![if !IE]> <![endif]>
Let us first assume we have an ideal channel in which no frames are lost, duplicated, or corrupted.
1. Simplest Protocol
It has no flow or error control. It is a unidirectional protocol in which data frames are traveling in only one direction-from the sender to receiver. The data link layer of the receiver immediately removes the header from the frame and hands the data packet to its network layer, which can also accept the packet immediately.
The sender site cannot send a frame until its network layer has a data packet to send. The receiver site cannot deliver a data packet to its network layer until a frame arrives.
Figure 2.6 The design of the simplest protocol with no flow or error control
If the protocol is implemented as a procedure, we need to introduce the idea of events in the protocol. The procedure at the sender site is constantly running; there is no action until there is a request from the network layer. The procedure at the receiver site is also constantly running, but there is no action until notification from the physical layer arrives.
It is very simple. The sender sends a sequence of frames without even thinking about the receiver. To send three frames, three events occur at the sender site and three events at the receiver site. Note that the data frames are shown by tilted boxes; the height of the box defines the transmission time difference between the first bit and the last bit in the frame.
If data frames arrive at the receiver site faster than they can be processed, the frames must be stored until their use.
In Stop-and-Wait Protocol the sender sends one frame, stops until it receives confirmation from the receiver (okay to go ahead), and then sends the next frame.
Figure 2.8 illustrates the mechanism.
Figure 2.8 Design of Stop-and-Wait Protocol
Comparing this figure with Figure 2.6, we can see the traffic on the forward channel (from sender to receiver) and the reverse channel. At any time, there is either one data frame on the forward channel or one ACK frame on the reverse channel. We therefore need a half-duplex link.
Figure 2.9 shows an example of communication using this protocol. It is still very simple. The sender sends one frame and waits for feedback from the receiver. When the ACK arrives, the sender sends the next frame. Note that sending two frames in the protocol involves the sender in four events and the receiver in two events.

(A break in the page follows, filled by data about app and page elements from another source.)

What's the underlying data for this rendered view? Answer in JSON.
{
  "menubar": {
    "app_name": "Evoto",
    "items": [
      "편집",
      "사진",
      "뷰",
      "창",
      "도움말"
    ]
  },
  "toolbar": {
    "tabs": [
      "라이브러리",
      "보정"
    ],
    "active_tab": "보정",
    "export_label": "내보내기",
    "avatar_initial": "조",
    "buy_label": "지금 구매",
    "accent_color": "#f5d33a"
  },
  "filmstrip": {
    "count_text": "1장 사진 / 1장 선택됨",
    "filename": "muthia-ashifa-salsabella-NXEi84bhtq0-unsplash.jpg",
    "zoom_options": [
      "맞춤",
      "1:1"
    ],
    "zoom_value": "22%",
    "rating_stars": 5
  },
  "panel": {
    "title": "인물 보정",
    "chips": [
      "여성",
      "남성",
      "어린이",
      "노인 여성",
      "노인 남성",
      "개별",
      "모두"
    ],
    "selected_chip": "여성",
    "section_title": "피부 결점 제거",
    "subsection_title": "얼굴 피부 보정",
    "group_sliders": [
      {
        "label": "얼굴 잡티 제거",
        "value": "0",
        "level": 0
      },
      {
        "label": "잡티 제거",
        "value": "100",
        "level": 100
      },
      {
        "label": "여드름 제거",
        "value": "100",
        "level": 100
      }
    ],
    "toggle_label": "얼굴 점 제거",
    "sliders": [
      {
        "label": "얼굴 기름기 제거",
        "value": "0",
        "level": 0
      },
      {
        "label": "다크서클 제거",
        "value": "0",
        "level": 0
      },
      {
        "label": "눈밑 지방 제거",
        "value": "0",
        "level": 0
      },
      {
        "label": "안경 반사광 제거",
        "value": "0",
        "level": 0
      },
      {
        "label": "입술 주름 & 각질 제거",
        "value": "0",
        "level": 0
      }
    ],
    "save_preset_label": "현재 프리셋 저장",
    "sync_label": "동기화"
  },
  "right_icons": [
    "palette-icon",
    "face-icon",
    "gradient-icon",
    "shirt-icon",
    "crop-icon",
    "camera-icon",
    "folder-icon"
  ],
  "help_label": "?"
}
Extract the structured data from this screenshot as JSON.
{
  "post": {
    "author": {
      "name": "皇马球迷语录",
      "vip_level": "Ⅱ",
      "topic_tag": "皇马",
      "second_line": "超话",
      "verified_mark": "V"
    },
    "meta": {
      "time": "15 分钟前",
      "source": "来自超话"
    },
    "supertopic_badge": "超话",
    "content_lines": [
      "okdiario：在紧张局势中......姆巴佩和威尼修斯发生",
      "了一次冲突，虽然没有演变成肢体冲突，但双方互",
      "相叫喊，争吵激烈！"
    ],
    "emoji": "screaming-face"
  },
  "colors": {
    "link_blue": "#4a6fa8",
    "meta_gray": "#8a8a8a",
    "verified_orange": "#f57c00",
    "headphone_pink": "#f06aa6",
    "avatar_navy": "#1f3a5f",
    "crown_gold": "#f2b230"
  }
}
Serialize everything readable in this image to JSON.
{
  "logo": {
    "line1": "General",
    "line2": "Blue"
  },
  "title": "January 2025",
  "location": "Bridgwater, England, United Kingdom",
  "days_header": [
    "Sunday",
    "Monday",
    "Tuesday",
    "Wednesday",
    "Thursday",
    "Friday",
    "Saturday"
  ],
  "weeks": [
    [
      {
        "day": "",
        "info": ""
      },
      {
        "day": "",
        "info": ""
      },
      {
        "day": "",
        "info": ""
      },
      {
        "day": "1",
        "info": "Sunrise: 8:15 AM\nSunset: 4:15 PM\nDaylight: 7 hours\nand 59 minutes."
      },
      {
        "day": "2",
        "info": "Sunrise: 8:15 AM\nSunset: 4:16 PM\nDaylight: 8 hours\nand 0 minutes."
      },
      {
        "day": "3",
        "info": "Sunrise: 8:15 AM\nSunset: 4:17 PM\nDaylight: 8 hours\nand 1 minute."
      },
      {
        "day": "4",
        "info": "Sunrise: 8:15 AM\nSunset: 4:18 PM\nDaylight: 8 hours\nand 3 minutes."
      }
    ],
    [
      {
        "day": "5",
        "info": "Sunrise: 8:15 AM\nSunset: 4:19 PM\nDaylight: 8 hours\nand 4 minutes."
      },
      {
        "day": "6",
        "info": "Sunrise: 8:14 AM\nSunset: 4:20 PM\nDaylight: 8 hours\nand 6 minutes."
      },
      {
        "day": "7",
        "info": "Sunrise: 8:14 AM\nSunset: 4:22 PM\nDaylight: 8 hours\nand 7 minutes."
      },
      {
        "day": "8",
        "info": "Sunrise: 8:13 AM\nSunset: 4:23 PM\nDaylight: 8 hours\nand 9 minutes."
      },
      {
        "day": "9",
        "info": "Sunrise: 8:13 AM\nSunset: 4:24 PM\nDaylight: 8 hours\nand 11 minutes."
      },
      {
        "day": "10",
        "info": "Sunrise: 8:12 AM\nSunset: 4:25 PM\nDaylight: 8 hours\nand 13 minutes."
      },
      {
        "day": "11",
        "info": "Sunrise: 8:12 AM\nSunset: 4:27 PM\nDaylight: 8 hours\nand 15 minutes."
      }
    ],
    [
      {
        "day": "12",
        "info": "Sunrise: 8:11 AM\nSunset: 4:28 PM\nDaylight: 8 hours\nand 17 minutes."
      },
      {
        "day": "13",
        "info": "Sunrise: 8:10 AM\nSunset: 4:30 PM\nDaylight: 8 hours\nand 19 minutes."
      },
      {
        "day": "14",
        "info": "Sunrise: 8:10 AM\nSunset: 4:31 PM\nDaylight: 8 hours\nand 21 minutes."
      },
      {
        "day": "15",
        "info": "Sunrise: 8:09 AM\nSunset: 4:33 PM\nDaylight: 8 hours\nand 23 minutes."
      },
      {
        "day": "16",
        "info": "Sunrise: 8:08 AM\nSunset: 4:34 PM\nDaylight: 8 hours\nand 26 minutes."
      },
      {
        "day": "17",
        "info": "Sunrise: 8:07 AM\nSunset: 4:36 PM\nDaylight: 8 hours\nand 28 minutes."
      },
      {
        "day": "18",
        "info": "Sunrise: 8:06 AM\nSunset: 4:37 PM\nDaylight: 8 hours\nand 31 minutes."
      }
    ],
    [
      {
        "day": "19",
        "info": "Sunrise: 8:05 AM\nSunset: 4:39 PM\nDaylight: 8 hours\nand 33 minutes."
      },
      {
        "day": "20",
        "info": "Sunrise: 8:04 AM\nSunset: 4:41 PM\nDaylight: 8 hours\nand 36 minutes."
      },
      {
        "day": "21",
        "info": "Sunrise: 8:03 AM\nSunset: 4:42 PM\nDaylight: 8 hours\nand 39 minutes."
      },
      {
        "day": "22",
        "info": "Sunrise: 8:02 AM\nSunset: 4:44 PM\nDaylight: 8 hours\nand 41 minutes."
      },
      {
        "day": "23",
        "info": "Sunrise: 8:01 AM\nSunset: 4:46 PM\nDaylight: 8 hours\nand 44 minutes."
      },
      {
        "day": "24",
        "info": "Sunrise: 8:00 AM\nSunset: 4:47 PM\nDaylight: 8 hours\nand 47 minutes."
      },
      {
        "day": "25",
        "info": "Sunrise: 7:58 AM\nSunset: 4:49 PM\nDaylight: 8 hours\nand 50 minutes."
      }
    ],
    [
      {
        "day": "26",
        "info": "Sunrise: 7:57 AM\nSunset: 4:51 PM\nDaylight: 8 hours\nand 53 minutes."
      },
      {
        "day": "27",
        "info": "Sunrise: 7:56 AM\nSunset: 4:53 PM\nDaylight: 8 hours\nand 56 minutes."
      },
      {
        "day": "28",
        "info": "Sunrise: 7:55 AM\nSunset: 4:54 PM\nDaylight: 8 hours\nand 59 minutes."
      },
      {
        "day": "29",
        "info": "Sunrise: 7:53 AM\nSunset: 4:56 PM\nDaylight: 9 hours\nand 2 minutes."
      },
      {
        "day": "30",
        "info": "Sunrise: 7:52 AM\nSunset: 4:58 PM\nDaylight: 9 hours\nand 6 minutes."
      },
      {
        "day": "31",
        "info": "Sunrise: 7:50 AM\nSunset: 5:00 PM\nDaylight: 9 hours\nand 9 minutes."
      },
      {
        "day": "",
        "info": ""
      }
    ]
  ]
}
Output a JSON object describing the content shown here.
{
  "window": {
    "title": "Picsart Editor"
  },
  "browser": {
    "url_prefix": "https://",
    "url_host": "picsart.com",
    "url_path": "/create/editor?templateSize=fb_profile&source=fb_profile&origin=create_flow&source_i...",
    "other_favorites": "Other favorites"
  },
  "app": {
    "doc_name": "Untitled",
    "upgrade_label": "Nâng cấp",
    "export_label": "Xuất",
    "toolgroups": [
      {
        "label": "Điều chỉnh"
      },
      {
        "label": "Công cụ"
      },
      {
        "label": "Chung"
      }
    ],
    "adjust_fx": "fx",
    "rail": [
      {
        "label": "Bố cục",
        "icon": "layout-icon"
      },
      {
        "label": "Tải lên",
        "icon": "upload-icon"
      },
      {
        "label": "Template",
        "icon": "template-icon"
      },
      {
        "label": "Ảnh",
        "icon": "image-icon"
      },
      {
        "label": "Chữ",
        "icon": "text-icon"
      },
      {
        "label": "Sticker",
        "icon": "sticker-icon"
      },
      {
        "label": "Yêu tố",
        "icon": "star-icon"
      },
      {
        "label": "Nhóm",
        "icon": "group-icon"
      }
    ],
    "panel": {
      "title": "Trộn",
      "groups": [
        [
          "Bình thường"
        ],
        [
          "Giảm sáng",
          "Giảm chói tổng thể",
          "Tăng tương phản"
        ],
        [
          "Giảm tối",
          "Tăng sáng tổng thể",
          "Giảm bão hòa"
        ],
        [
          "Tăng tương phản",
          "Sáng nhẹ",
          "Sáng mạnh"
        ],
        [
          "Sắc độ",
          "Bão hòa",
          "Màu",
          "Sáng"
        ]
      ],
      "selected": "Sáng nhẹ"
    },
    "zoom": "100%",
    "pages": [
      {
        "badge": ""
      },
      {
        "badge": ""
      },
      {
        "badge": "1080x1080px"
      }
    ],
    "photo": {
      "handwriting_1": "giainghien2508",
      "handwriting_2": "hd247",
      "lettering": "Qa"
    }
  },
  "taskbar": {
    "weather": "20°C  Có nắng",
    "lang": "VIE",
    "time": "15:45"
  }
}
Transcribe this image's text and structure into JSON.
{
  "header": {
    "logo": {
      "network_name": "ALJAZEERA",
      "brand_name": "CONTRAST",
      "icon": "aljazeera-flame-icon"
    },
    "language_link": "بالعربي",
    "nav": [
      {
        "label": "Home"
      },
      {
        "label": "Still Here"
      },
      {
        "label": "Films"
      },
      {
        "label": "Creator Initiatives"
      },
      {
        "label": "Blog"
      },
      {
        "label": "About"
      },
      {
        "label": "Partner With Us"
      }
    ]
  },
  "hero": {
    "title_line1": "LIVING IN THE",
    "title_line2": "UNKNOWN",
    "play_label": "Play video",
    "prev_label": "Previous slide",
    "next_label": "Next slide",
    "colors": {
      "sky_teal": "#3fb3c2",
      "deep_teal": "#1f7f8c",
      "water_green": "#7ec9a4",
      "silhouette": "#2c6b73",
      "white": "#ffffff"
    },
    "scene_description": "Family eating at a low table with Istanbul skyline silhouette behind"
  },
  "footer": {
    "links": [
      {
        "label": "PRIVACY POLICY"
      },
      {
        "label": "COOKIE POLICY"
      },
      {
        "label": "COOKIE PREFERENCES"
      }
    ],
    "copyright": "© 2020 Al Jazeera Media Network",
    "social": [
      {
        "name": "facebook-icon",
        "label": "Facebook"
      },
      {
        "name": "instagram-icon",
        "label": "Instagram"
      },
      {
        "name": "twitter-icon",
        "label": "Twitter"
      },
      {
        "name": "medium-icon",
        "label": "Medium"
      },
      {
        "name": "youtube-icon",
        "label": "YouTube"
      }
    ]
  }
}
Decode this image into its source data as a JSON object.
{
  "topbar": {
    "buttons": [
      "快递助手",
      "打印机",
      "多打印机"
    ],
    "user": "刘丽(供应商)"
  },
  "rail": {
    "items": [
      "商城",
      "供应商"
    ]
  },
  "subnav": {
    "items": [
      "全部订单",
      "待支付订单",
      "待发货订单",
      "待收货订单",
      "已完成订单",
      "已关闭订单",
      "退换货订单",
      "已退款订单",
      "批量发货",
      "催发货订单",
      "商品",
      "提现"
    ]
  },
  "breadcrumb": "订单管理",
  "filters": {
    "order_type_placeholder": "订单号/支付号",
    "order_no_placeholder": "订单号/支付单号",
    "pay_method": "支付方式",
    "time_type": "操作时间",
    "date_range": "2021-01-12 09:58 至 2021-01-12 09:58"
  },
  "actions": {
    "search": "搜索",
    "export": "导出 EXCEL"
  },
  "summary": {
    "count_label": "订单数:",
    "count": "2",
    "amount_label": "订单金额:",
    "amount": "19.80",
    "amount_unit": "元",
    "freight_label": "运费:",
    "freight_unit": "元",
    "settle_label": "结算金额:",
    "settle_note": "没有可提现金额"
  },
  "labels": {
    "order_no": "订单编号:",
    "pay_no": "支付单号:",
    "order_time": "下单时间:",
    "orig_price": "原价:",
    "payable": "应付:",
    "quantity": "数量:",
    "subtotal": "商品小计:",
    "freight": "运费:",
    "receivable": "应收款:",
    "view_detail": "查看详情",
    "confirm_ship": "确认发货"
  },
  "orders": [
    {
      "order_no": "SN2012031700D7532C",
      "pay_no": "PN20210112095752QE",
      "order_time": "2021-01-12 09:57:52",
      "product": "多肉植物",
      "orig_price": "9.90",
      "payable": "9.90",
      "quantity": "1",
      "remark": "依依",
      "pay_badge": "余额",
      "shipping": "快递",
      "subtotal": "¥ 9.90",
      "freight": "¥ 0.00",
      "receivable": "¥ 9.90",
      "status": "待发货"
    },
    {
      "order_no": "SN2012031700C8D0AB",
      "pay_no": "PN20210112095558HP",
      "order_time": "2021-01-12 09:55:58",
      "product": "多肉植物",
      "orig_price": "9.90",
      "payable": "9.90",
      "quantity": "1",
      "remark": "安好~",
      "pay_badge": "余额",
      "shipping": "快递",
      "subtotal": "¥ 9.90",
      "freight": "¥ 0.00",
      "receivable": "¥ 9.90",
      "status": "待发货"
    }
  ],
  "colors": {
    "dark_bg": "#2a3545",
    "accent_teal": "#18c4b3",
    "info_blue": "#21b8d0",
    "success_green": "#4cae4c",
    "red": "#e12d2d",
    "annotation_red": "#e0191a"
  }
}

Copyright © 2018-2023 BrainKart.com; All Rights Reserved. Developed by Therithal info, Chennai.